Pull out every line in the data that has the string "glyph" in it.

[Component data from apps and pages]
■ ■ ■ ■
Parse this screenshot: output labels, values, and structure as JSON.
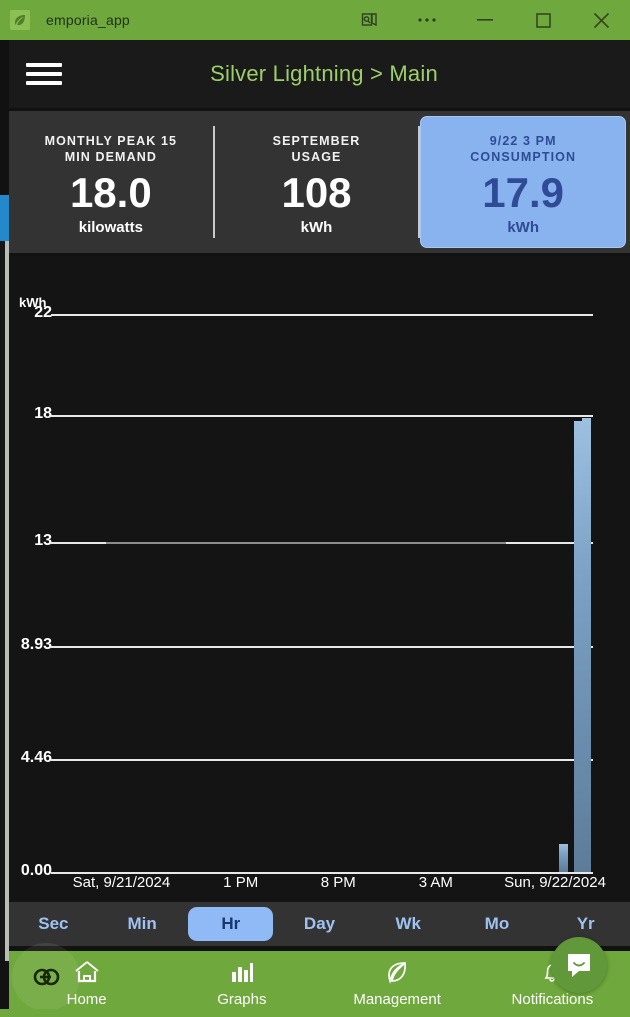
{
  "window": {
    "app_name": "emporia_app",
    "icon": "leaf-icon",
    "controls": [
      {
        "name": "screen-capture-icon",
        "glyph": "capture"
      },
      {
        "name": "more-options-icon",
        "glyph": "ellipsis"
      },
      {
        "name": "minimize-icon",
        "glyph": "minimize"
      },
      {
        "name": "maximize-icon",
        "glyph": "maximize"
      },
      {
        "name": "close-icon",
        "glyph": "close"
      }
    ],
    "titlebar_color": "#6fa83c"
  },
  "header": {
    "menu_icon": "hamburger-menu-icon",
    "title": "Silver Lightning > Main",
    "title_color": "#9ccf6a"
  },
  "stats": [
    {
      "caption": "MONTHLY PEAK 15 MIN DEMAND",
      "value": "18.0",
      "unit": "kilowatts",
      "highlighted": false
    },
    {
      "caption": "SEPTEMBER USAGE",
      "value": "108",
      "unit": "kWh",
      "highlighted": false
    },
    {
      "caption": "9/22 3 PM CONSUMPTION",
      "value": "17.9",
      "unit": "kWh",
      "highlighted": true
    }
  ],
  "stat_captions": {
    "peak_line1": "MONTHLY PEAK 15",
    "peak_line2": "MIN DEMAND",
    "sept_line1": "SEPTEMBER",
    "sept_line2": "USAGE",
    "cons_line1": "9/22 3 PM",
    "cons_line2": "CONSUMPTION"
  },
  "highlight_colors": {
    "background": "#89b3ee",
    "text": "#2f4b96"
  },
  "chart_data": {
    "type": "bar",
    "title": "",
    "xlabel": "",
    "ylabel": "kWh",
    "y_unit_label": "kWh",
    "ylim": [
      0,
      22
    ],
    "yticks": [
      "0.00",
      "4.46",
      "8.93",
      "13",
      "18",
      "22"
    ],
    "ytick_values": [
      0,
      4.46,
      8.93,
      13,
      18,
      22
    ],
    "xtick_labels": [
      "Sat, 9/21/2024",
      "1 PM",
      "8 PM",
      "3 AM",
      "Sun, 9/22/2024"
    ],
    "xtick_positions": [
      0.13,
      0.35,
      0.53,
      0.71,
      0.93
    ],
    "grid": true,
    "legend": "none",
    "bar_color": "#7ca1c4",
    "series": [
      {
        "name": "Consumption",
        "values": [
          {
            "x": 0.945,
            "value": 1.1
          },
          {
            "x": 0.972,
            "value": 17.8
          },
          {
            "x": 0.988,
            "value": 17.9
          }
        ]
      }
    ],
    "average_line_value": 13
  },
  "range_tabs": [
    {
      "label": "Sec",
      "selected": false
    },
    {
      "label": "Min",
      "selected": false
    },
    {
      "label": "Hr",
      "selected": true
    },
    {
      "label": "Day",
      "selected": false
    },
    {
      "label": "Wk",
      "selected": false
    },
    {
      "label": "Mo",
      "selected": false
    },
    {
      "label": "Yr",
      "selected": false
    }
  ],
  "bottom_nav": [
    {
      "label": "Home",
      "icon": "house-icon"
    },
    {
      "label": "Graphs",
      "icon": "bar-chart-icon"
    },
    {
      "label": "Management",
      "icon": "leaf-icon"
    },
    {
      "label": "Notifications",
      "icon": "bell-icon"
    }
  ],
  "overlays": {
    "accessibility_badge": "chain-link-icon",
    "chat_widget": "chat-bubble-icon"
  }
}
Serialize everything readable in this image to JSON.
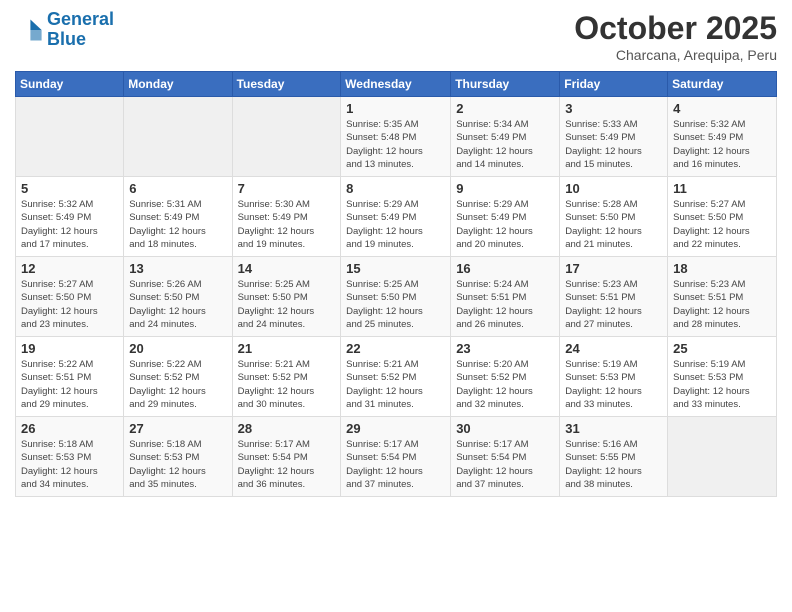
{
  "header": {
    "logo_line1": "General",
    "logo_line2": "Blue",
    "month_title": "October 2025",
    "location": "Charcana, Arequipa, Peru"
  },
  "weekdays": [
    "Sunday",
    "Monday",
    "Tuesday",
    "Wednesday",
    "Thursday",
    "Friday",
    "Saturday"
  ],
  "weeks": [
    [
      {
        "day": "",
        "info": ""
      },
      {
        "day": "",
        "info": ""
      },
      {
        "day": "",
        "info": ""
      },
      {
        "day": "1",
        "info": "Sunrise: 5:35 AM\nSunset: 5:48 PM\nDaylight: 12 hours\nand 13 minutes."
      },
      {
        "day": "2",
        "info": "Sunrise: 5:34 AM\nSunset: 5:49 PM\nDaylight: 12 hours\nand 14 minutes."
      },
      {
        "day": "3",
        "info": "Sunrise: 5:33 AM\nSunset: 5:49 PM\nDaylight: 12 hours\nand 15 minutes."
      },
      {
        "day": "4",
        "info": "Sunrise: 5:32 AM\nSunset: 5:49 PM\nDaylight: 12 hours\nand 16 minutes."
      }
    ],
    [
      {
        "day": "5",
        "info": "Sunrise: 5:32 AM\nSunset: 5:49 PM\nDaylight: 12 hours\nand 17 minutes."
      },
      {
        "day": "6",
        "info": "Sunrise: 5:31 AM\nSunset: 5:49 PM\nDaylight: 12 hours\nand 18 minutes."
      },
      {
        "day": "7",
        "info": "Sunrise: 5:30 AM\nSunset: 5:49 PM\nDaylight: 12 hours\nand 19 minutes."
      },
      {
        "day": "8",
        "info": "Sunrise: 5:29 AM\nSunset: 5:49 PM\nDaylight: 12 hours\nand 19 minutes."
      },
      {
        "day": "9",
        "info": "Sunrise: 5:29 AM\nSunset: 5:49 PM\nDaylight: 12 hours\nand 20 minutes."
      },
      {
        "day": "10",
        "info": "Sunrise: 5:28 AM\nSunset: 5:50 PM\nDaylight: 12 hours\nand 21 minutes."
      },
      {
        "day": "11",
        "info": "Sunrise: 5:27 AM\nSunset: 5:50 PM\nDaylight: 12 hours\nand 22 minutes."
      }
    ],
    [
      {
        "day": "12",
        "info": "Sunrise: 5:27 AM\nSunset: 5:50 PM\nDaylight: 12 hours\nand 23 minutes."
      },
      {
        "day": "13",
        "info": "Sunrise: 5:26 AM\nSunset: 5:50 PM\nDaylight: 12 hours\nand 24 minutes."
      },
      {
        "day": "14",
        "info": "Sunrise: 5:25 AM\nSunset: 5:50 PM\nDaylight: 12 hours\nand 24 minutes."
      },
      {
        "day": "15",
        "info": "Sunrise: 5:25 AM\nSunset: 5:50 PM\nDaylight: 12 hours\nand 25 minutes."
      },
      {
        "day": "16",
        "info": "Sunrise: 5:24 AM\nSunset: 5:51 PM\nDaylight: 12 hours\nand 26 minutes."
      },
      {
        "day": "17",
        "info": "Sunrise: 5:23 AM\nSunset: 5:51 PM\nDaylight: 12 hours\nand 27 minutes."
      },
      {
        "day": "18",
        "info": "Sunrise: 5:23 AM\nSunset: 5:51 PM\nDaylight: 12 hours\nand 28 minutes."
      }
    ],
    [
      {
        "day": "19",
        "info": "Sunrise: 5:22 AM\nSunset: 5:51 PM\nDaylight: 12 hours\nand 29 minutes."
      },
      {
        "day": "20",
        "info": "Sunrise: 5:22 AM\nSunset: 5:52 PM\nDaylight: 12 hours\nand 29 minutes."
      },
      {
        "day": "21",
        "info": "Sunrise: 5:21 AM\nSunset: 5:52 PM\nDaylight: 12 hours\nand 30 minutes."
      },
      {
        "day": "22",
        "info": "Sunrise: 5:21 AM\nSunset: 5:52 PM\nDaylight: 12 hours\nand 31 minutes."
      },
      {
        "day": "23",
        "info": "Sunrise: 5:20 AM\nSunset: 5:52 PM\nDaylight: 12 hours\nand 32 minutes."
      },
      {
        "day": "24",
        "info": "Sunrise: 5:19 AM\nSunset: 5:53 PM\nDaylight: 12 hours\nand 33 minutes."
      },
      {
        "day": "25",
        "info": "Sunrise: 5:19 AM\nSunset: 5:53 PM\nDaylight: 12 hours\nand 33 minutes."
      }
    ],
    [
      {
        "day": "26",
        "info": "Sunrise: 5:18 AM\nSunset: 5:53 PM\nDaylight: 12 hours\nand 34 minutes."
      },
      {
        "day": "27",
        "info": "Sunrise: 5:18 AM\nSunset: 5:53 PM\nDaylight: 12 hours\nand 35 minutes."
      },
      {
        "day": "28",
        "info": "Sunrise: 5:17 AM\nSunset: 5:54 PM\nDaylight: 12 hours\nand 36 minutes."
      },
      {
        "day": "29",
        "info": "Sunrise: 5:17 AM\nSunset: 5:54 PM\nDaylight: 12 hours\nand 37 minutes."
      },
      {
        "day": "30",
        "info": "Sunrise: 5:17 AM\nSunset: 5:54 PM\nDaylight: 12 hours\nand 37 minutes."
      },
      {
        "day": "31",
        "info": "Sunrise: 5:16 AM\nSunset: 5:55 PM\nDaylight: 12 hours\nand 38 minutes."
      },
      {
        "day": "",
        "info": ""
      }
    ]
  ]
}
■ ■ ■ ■
Result of the task:
        "glyph": "capture"
        "glyph": "ellipsis"
        "glyph": "minimize"
        "glyph": "maximize"
        "glyph": "close"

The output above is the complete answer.